RRA says they are currently screening possible agencies that will be certified as suppliers of the devices that comply with the proper standards and other requirements. An official in the compliance department of RRA says that they are aware that many businesses are not paying their full taxes and to prove that fact auditors spend countless hours going over massive documentation which causes disruption in operations of both honest taxpayers and those who evade tax on purpose. That thanks to this affordable technology, VAT paid by the citizens and businesses will be instantly recorded and the audit itself will become much simpler.

RRA adds that the EBMs will also provide a market balance and make equal business opportunities for every entrepreneur in a sense that it promotes transparency in book-keeping. This is because, when taxpayer A withholds taxes he’s supposed to remit to RRA, he unfairly makes more profits than taxpayer B who chooses to operate honestly. In practice, VAT doesn’t belong to the business, for it has already been added onto the product for sale and is paid by the consumers. To calculate the final price of a commodity, several factors are considered including VAT and therefore, RRA is simply helping the tax payer to separate what belongs to him and what to the treasury.

“Our ambition to increase the budget benefits all citizens who will eventually enjoy better social programs, and the money for that will be coming from your VAT,” observes Drocella Mukashyaka, director of tax payers’ services at RRA.


RRA says they are awaiting a Ministerial Order which will give the use of EBMs a legal foundation before its use can be fully enforced. This will mean that anyone who fails to acquire and properly use the device in the future will be breaking the law which is punishable with a heavy fine.


Private sector on board

The Private Sector Federation (PSF) is a major stakeholder in the successful implementation of RRA’s taxpayer innovations including the EBM. PSF, which is the umbrella of the country’s private sector operators, clearly understands its responsibilities and has fully embraced it to help in promoting awareness on the use of the EBMs.

In April, the ICT chamber of PSF partnering with RRA held a half-day workshop for its members to create awareness on the requirements for certification of suppliers of these devices.

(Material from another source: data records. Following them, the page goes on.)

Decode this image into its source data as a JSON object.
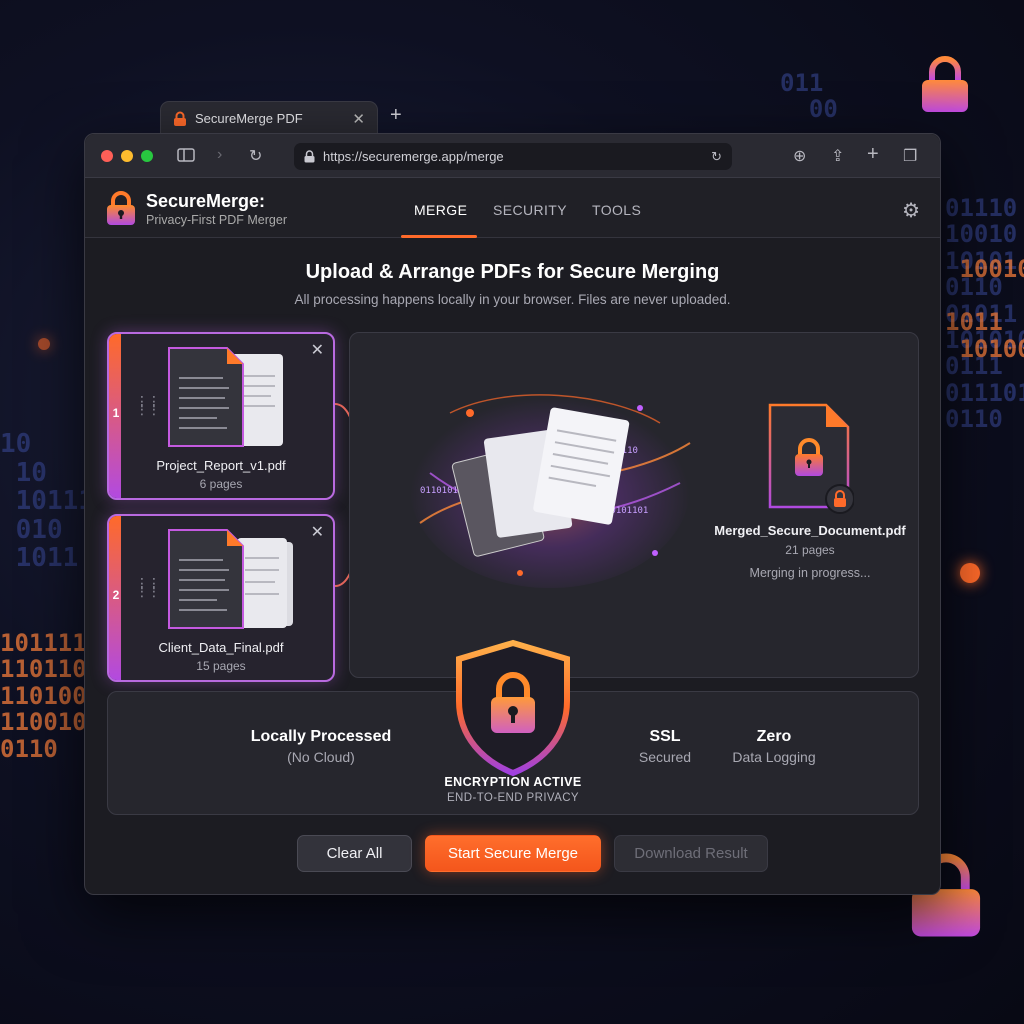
{
  "browser": {
    "tab_title": "SecureMerge PDF",
    "url": "https://securemerge.app/merge"
  },
  "app": {
    "title": "SecureMerge:",
    "subtitle": "Privacy-First PDF Merger",
    "nav": [
      {
        "label": "MERGE",
        "active": true
      },
      {
        "label": "SECURITY",
        "active": false
      },
      {
        "label": "TOOLS",
        "active": false
      }
    ]
  },
  "main": {
    "title": "Upload & Arrange PDFs for Secure Merging",
    "subtitle": "All processing happens locally in your browser. Files are never uploaded."
  },
  "files": [
    {
      "index": "1",
      "name": "Project_Report_v1.pdf",
      "pages": "6 pages"
    },
    {
      "index": "2",
      "name": "Client_Data_Final.pdf",
      "pages": "15 pages"
    }
  ],
  "output": {
    "name": "Merged_Secure_Document.pdf",
    "pages": "21 pages",
    "status": "Merging in progress..."
  },
  "security": {
    "local": {
      "title": "Locally Processed",
      "sub": "(No Cloud)"
    },
    "ssl": {
      "title": "SSL",
      "sub": "Secured"
    },
    "zero": {
      "title": "Zero",
      "sub": "Data Logging"
    },
    "encryption_title": "ENCRYPTION ACTIVE",
    "encryption_sub": "END-TO-END PRIVACY"
  },
  "buttons": {
    "clear": "Clear All",
    "start": "Start Secure Merge",
    "download": "Download Result"
  },
  "colors": {
    "accent": "#ff6a2a",
    "purple": "#b24ae0",
    "window_bg": "#1c1c22"
  }
}
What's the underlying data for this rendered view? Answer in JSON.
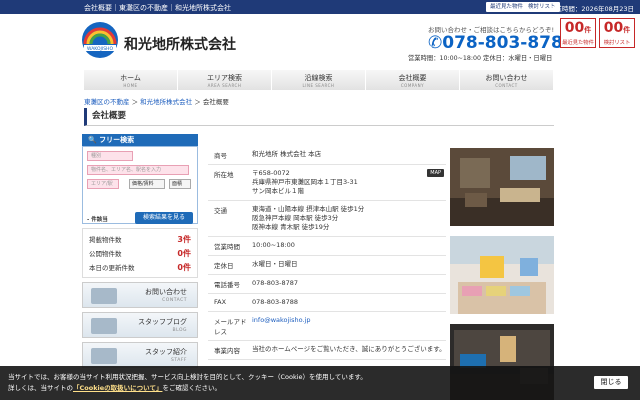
{
  "topbar": {
    "crumbs": "会社概要｜東灘区の不動産｜和光地所株式会社",
    "recent_btn": "最近見た物件",
    "compare_btn": "検討リスト",
    "date": "営業時間：2026年08月23日"
  },
  "header": {
    "company": "和光地所株式会社",
    "logo_text": "WAKOJISHO",
    "contact_msg": "お問い合わせ・ご相談はこちらからどうぞ!",
    "phone": "078-803-8787",
    "hours": "営業時間：10:00~18:00 定休日：水曜日・日曜日",
    "counters": [
      {
        "num": "00",
        "unit": "件",
        "label": "最近見た物件"
      },
      {
        "num": "00",
        "unit": "件",
        "label": "検討リスト"
      }
    ]
  },
  "nav": [
    {
      "jp": "ホーム",
      "en": "HOME"
    },
    {
      "jp": "エリア検索",
      "en": "AREA SEARCH"
    },
    {
      "jp": "沿線検索",
      "en": "LINE SEARCH"
    },
    {
      "jp": "会社概要",
      "en": "COMPANY"
    },
    {
      "jp": "お問い合わせ",
      "en": "CONTACT"
    }
  ],
  "breadcrumb": {
    "item1": "東灘区の不動産",
    "sep": "＞",
    "item2": "和光地所株式会社",
    "current": "会社概要"
  },
  "page_title": "会社概要",
  "sidebar": {
    "search_title": "フリー検索",
    "field1": "種別",
    "field2": "物件名、エリア名、駅名を入力",
    "field3": "エリア/駅",
    "select1": "価格/賃料",
    "select2": "面積",
    "count_label": "件該当",
    "search_btn": "検索結果を見る",
    "stats": [
      {
        "label": "掲載物件数",
        "value": "3件"
      },
      {
        "label": "公開物件数",
        "value": "0件"
      },
      {
        "label": "本日の更新件数",
        "value": "0件"
      }
    ],
    "banners": [
      {
        "jp": "お問い合わせ",
        "en": "CONTACT"
      },
      {
        "jp": "スタッフブログ",
        "en": "BLOG"
      },
      {
        "jp": "スタッフ紹介",
        "en": "STAFF"
      }
    ]
  },
  "company_table": [
    {
      "key": "商号",
      "value": "和光地所 株式会社 本店"
    },
    {
      "key": "所在地",
      "value": "〒658-0072\n兵庫県神戸市東灘区岡本１丁目3-31\nサン岡本ビル１階",
      "map": "MAP"
    },
    {
      "key": "交通",
      "value": "東海道・山陽本線 摂津本山駅 徒歩1分\n阪急神戸本線 岡本駅 徒歩3分\n阪神本線 青木駅 徒歩19分"
    },
    {
      "key": "営業時間",
      "value": "10:00~18:00"
    },
    {
      "key": "定休日",
      "value": "水曜日・日曜日"
    },
    {
      "key": "電話番号",
      "value": "078-803-8787"
    },
    {
      "key": "FAX",
      "value": "078-803-8788"
    },
    {
      "key": "メールアドレス",
      "value": "info@wakojisho.jp",
      "link": true
    },
    {
      "key": "事業内容",
      "value": "当社のホームページをご覧いただき、誠にありがとうございます。"
    }
  ],
  "cookie": {
    "msg1": "当サイトでは、お客様の当サイト利用状況把握、サービス向上検討を目的として、クッキー（Cookie）を使用しています。",
    "msg2_prefix": "詳しくは、当サイトの",
    "msg2_link": "「Cookieの取扱いについて」",
    "msg2_suffix": "をご確認ください。",
    "close": "閉じる"
  }
}
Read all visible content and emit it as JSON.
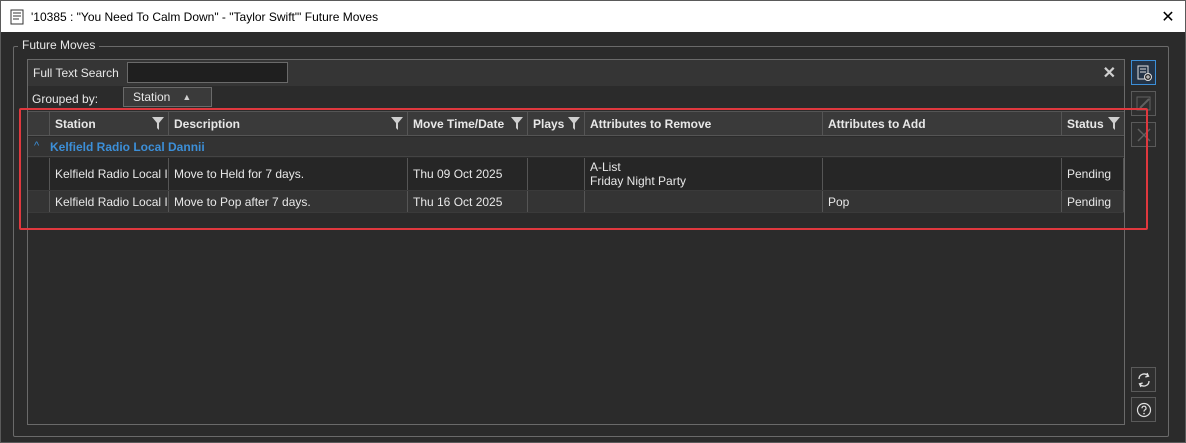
{
  "window": {
    "title": "'10385 : \"You Need To Calm Down\" - \"Taylor Swift\"' Future Moves",
    "close_glyph": "✕"
  },
  "groupbox": {
    "label": "Future Moves"
  },
  "search": {
    "label": "Full Text Search",
    "value": "",
    "clear_glyph": "✕"
  },
  "grouping": {
    "label": "Grouped by:",
    "chip": "Station",
    "sort_glyph": "▲"
  },
  "grid": {
    "columns": [
      "Station",
      "Description",
      "Move Time/Date",
      "Plays",
      "Attributes to Remove",
      "Attributes to Add",
      "Status"
    ],
    "group": {
      "chevron": "^",
      "label": "Kelfield Radio Local Dannii"
    },
    "rows": [
      {
        "station": "Kelfield Radio Local I",
        "description": "Move to Held for 7 days.",
        "move_time": "Thu 09 Oct 2025",
        "plays": "",
        "remove_1": "A-List",
        "remove_2": "Friday Night Party",
        "add": "",
        "status": "Pending"
      },
      {
        "station": "Kelfield Radio Local I",
        "description": "Move to Pop after 7 days.",
        "move_time": "Thu 16 Oct 2025",
        "plays": "",
        "remove_1": "",
        "remove_2": "",
        "add": "Pop",
        "status": "Pending"
      }
    ]
  },
  "side_buttons": [
    {
      "icon": "add-move-icon",
      "state": "active"
    },
    {
      "icon": "edit-icon",
      "state": "disabled"
    },
    {
      "icon": "delete-icon",
      "state": "disabled"
    },
    {
      "icon": "refresh-icon",
      "state": "normal"
    },
    {
      "icon": "help-icon",
      "state": "normal"
    }
  ],
  "colors": {
    "accent": "#3c8fd8",
    "highlight": "#e0383e",
    "background": "#2b2b2b"
  }
}
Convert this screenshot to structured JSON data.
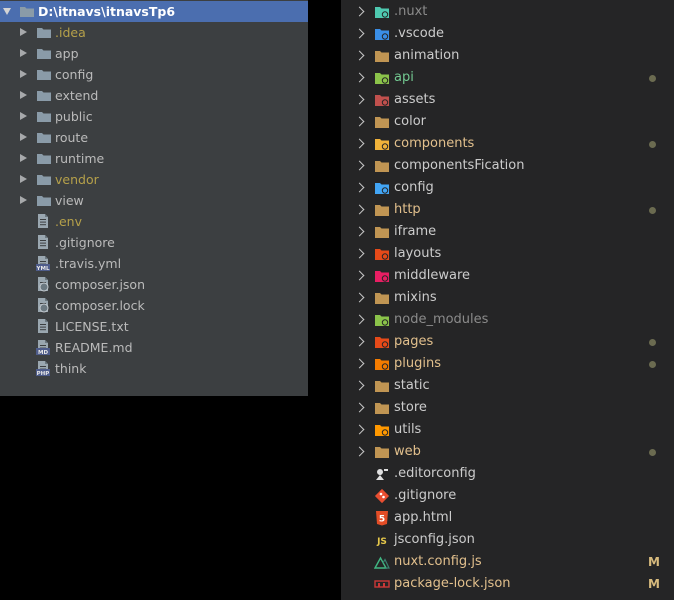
{
  "left": {
    "root": "D:\\itnavs\\itnavsTp6",
    "folders": [
      {
        "name": ".idea",
        "color": "#b5a04a"
      },
      {
        "name": "app",
        "color": "#bbbbbb"
      },
      {
        "name": "config",
        "color": "#bbbbbb"
      },
      {
        "name": "extend",
        "color": "#bbbbbb"
      },
      {
        "name": "public",
        "color": "#bbbbbb"
      },
      {
        "name": "route",
        "color": "#bbbbbb"
      },
      {
        "name": "runtime",
        "color": "#bbbbbb"
      },
      {
        "name": "vendor",
        "color": "#b5a04a"
      },
      {
        "name": "view",
        "color": "#bbbbbb"
      }
    ],
    "files": [
      {
        "name": ".env",
        "color": "#b5a04a",
        "icon": "text-file-icon"
      },
      {
        "name": ".gitignore",
        "color": "#bbbbbb",
        "icon": "text-file-icon"
      },
      {
        "name": ".travis.yml",
        "color": "#bbbbbb",
        "icon": "yml-file-icon",
        "tag": "YML"
      },
      {
        "name": "composer.json",
        "color": "#bbbbbb",
        "icon": "composer-file-icon"
      },
      {
        "name": "composer.lock",
        "color": "#bbbbbb",
        "icon": "composer-file-icon"
      },
      {
        "name": "LICENSE.txt",
        "color": "#bbbbbb",
        "icon": "text-file-icon"
      },
      {
        "name": "README.md",
        "color": "#bbbbbb",
        "icon": "md-file-icon",
        "tag": "MD"
      },
      {
        "name": "think",
        "color": "#bbbbbb",
        "icon": "php-file-icon",
        "tag": "PHP"
      }
    ]
  },
  "right": {
    "folders": [
      {
        "name": ".nuxt",
        "color": "#8b8b8b",
        "icon": "nuxt-folder-icon",
        "iconColor": "#4ec9b0"
      },
      {
        "name": ".vscode",
        "color": "#cccccc",
        "icon": "vscode-folder-icon",
        "iconColor": "#3a8ee6"
      },
      {
        "name": "animation",
        "color": "#cccccc",
        "icon": "folder-icon",
        "iconColor": "#c09553"
      },
      {
        "name": "api",
        "color": "#73c991",
        "icon": "api-folder-icon",
        "iconColor": "#8bc34a",
        "dot": true
      },
      {
        "name": "assets",
        "color": "#cccccc",
        "icon": "assets-folder-icon",
        "iconColor": "#c0504d"
      },
      {
        "name": "color",
        "color": "#cccccc",
        "icon": "folder-icon",
        "iconColor": "#c09553"
      },
      {
        "name": "components",
        "color": "#e2c08d",
        "icon": "components-folder-icon",
        "iconColor": "#f0b23a",
        "dot": true
      },
      {
        "name": "componentsFication",
        "color": "#cccccc",
        "icon": "folder-icon",
        "iconColor": "#c09553"
      },
      {
        "name": "config",
        "color": "#cccccc",
        "icon": "config-folder-icon",
        "iconColor": "#42a5f5"
      },
      {
        "name": "http",
        "color": "#e2c08d",
        "icon": "folder-icon",
        "iconColor": "#c09553",
        "dot": true
      },
      {
        "name": "iframe",
        "color": "#cccccc",
        "icon": "folder-icon",
        "iconColor": "#c09553"
      },
      {
        "name": "layouts",
        "color": "#cccccc",
        "icon": "layouts-folder-icon",
        "iconColor": "#e64a19"
      },
      {
        "name": "middleware",
        "color": "#cccccc",
        "icon": "middleware-folder-icon",
        "iconColor": "#e91e63"
      },
      {
        "name": "mixins",
        "color": "#cccccc",
        "icon": "folder-icon",
        "iconColor": "#c09553"
      },
      {
        "name": "node_modules",
        "color": "#8b8b8b",
        "icon": "node-folder-icon",
        "iconColor": "#8bc34a"
      },
      {
        "name": "pages",
        "color": "#e2c08d",
        "icon": "pages-folder-icon",
        "iconColor": "#e64a19",
        "dot": true
      },
      {
        "name": "plugins",
        "color": "#e2c08d",
        "icon": "plugins-folder-icon",
        "iconColor": "#f57c00",
        "dot": true
      },
      {
        "name": "static",
        "color": "#cccccc",
        "icon": "folder-icon",
        "iconColor": "#c09553"
      },
      {
        "name": "store",
        "color": "#cccccc",
        "icon": "folder-icon",
        "iconColor": "#c09553"
      },
      {
        "name": "utils",
        "color": "#cccccc",
        "icon": "utils-folder-icon",
        "iconColor": "#ff9800"
      },
      {
        "name": "web",
        "color": "#e2c08d",
        "icon": "folder-icon",
        "iconColor": "#c09553",
        "dot": true
      }
    ],
    "files": [
      {
        "name": ".editorconfig",
        "color": "#cccccc",
        "icon": "editorconfig-icon"
      },
      {
        "name": ".gitignore",
        "color": "#cccccc",
        "icon": "git-icon"
      },
      {
        "name": "app.html",
        "color": "#cccccc",
        "icon": "html5-icon",
        "glyph": "5"
      },
      {
        "name": "jsconfig.json",
        "color": "#cccccc",
        "icon": "js-icon",
        "glyph": "JS"
      },
      {
        "name": "nuxt.config.js",
        "color": "#e2c08d",
        "icon": "nuxt-icon",
        "badge": "M"
      },
      {
        "name": "package-lock.json",
        "color": "#e2c08d",
        "icon": "npm-icon",
        "badge": "M"
      }
    ]
  }
}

“Our ambition to increase the budget benefits all citizens who will eventually enjoy better social programs, and the money for that will be coming from your VAT.”

According to Alex Ntare, the director of the ICT Chamber, the aim was to put the chamber’s members on the same page with RRA to ensure that they benefit from the business opportunity presented by the new requirement.

The chamber has three main associations: software developers, young ICT entrepreneurs and IT equipment dealers, who will naturally be among those to apply for certification to officially supply the required devises.

“It’s vital to prepare our members to be aware of the certification requirements set by RRA before the general roll-out starts,” Ntare said.


According to Clare Uwera, an official with PSF’s Chamber of Commerce and Services, they have six associations including the association of whole-sellers and retailers that include shops and supermarkets who are of course most concerned by the introduction of the EBMs. 

Though the association doesn’t have the exact number of operators in its sector, RRA has a detailed list of VAT taxpayers registered across the country and these will be required to acquire the new EBMs. ICT chamber’s Ntare says they are going to partner with the Commerce and Services Chamber to ensure they promote the use of the new devises in order to help both RRA and private business owners to carry on their activities. According to Uwera, her chamber is also working out a strategy of promoting the innovation in order to ensure members don’t fall foul of the law. Tax issues have always topped the list of problems facing members of the Chamber mostly due to poor bookkeeping which causes problems with their tax declaration. The EBMs will bring them much relief.


Source: Rwanda Focus (Kigali)